Methods: We conducted a policy mapping content analysis of all bank-account-related bills (N = 32) proposed in Congress between Jan, 1999–May, 2020 (106th - 116th Congresses). Policy mapping is a systematic content analysis technique wherein researchers identify and analyze policy content in a topical area. Two researchers independently coded basic characteristics (e.g. type, status, sponsorship), focal populations, and illustrative mechanisms for policy goals using a taxonomy developed by the researchers. Researchers compared codes and addressed discrepancies through consensus. New codes were created as needed.
Results: The dataset consisted of 32 bills. The bills were fairly evenly distributed among the various Congresses, with the largest number in the 116th Congress (2019-2021). The vast majority were House bills (90.6%), and introduced by Democrats (78.1%). A minority of bills had companion legislation (34%) or similar bills introduced over more than one Congressional session (“matched”) (38%). A very small minority had both companion legislation and matched legislation (15.6%). Most items (75%) did not progress beyond introduction and assignment to committee.
Goals appearing most often were expanding access to bank accounts (81.2%), increasing consumer protection (81.2%), and reducing costs of basic accounts (78.2%). Increasing consumer disclosure (37.5%) and expanding the type of institutions that offer basic accounts (9.4%) were addressed infrequently in the legislation.
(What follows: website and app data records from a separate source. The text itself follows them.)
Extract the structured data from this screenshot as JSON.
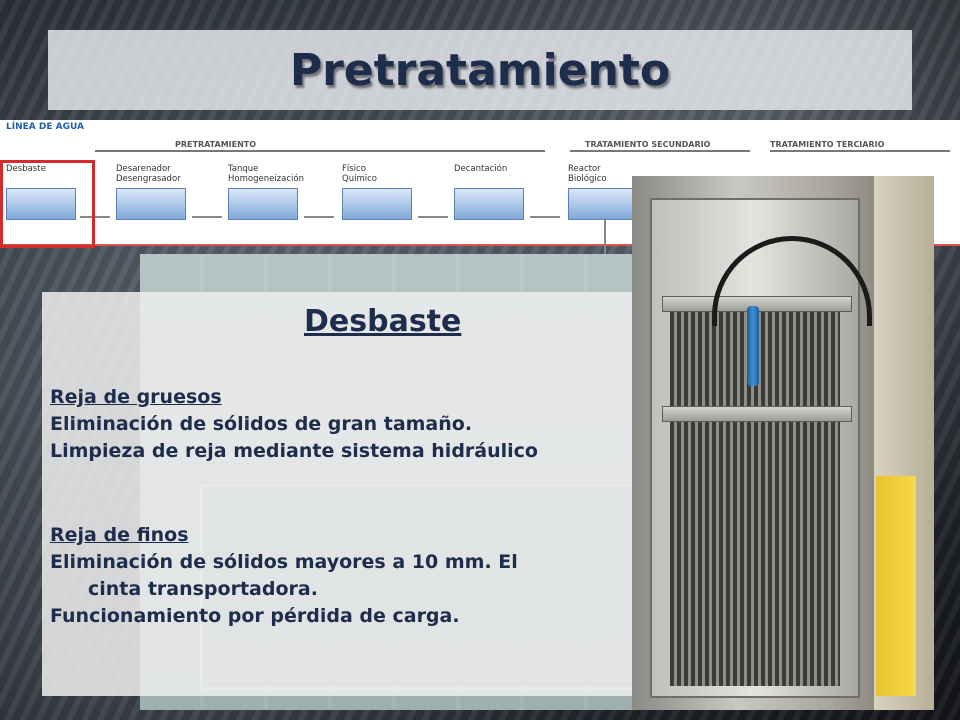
{
  "title": "Pretratamiento",
  "flow": {
    "header": "LÍNEA DE AGUA",
    "sections": [
      "PRETRATAMIENTO",
      "TRATAMIENTO SECUNDARIO",
      "TRATAMIENTO TERCIARIO"
    ],
    "units": [
      "Desbaste",
      "Desarenador\nDesengrasador",
      "Tanque\nHomogeneización",
      "Físico\nQuímico",
      "Decantación",
      "Reactor\nBiológico"
    ]
  },
  "panel": {
    "heading": "Desbaste",
    "gruesos": {
      "title": "Reja de gruesos",
      "lines": [
        "Eliminación de sólidos de gran tamaño.",
        "Limpieza de reja mediante sistema hidráulico"
      ]
    },
    "finos": {
      "title": "Reja de finos",
      "line1": "Eliminación de sólidos mayores a 10 mm. El",
      "line2": "cinta transportadora.",
      "line3": "Funcionamiento por pérdida de carga."
    }
  },
  "colors": {
    "title_text": "#1f2d4c",
    "highlight": "#d62b2b",
    "flow_header": "#1f5fa8"
  }
}
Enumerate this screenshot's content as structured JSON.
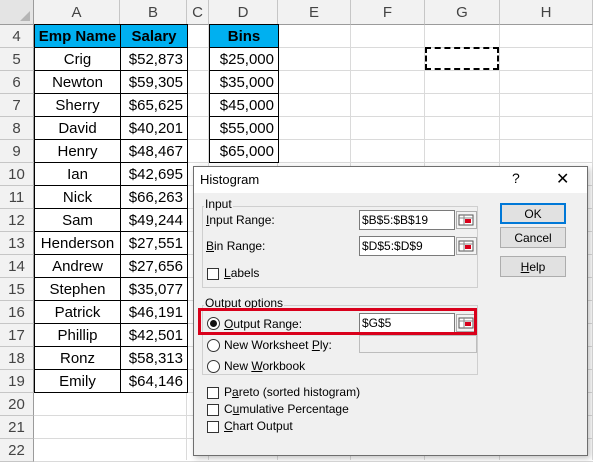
{
  "sheet": {
    "columns": [
      "A",
      "B",
      "C",
      "D",
      "E",
      "F",
      "G",
      "H"
    ],
    "rows": [
      "4",
      "5",
      "6",
      "7",
      "8",
      "9",
      "10",
      "11",
      "12",
      "13",
      "14",
      "15",
      "16",
      "17",
      "18",
      "19",
      "20",
      "21",
      "22"
    ],
    "headers": {
      "emp_name": "Emp Name",
      "salary": "Salary",
      "bins": "Bins"
    },
    "employees": [
      {
        "name": "Crig",
        "salary": "$52,873"
      },
      {
        "name": "Newton",
        "salary": "$59,305"
      },
      {
        "name": "Sherry",
        "salary": "$65,625"
      },
      {
        "name": "David",
        "salary": "$40,201"
      },
      {
        "name": "Henry",
        "salary": "$48,467"
      },
      {
        "name": "Ian",
        "salary": "$42,695"
      },
      {
        "name": "Nick",
        "salary": "$66,263"
      },
      {
        "name": "Sam",
        "salary": "$49,244"
      },
      {
        "name": "Henderson",
        "salary": "$27,551"
      },
      {
        "name": "Andrew",
        "salary": "$27,656"
      },
      {
        "name": "Stephen",
        "salary": "$35,077"
      },
      {
        "name": "Patrick",
        "salary": "$46,191"
      },
      {
        "name": "Phillip",
        "salary": "$42,501"
      },
      {
        "name": "Ronz",
        "salary": "$58,313"
      },
      {
        "name": "Emily",
        "salary": "$64,146"
      }
    ],
    "bins": [
      "$25,000",
      "$35,000",
      "$45,000",
      "$55,000",
      "$65,000"
    ]
  },
  "dialog": {
    "title": "Histogram",
    "help_glyph": "?",
    "close_glyph": "✕",
    "input_group": "Input",
    "input_range_label_u": "I",
    "input_range_label_rest": "nput Range:",
    "input_range_value": "$B$5:$B$19",
    "bin_range_label_u": "B",
    "bin_range_label_rest": "in Range:",
    "bin_range_value": "$D$5:$D$9",
    "labels_u": "L",
    "labels_rest": "abels",
    "output_group": "Output options",
    "output_range_u": "O",
    "output_range_rest": "utput Range:",
    "output_range_value": "$G$5",
    "new_ws_pre": "New Worksheet ",
    "new_ws_u": "P",
    "new_ws_post": "ly:",
    "new_wb_pre": "New ",
    "new_wb_u": "W",
    "new_wb_post": "orkbook",
    "pareto_u": "a",
    "pareto_pre": "P",
    "pareto_post": "reto (sorted histogram)",
    "cumulative_pre": "C",
    "cumulative_u": "u",
    "cumulative_post": "mulative Percentage",
    "chart_u": "C",
    "chart_rest": "hart Output",
    "ok": "OK",
    "cancel": "Cancel",
    "help_u": "H",
    "help_rest": "elp"
  }
}
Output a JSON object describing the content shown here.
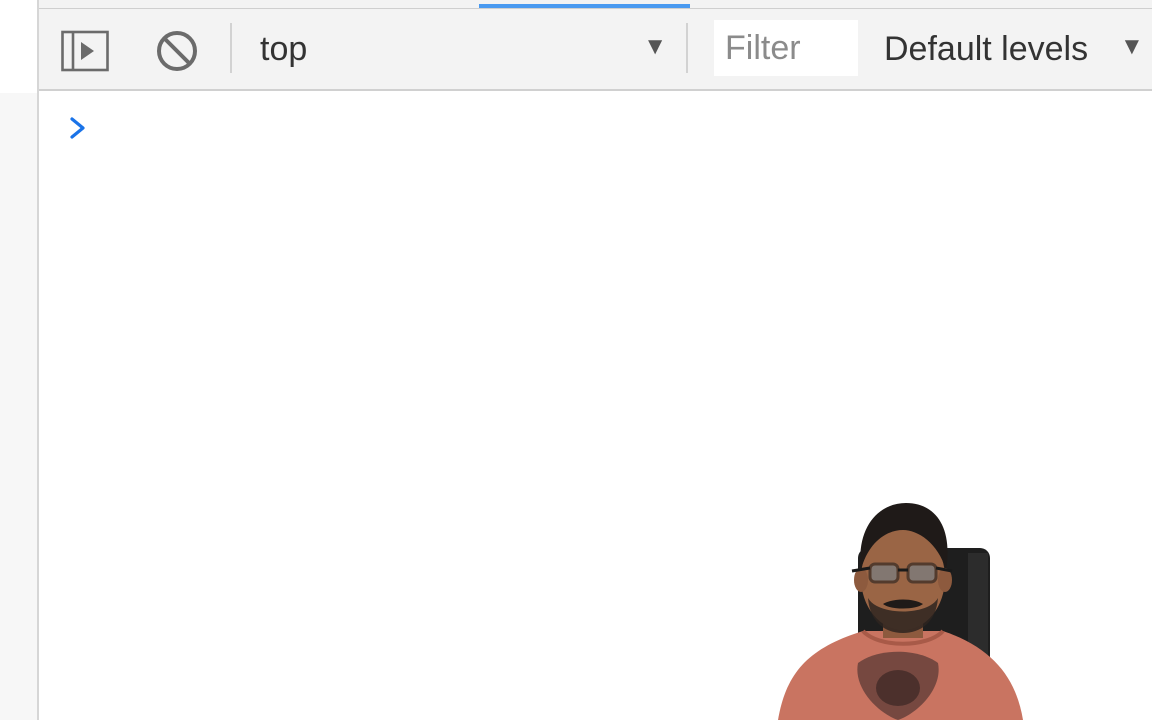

No legislation addressed the policy goal of expanding account access in minority populations and communities. Explicit attention toward unbanked and underbanked households, racial/ethnic minorities, and other vulnerable populations, was rare.
Implications: The most commonly occurring policy goals of expanding access, reducing costs, and increasing consumer protection are primarily focused on proximal factors for lack of access, rather than the root causes of access barriers. Congressional attention to this topic is noticeably lax in comparison to the attention paid by federal regulatory agencies and related academic literature. Expanded legislative attention to the policy goals of expanding access and types of institutions that offer accounts is needed.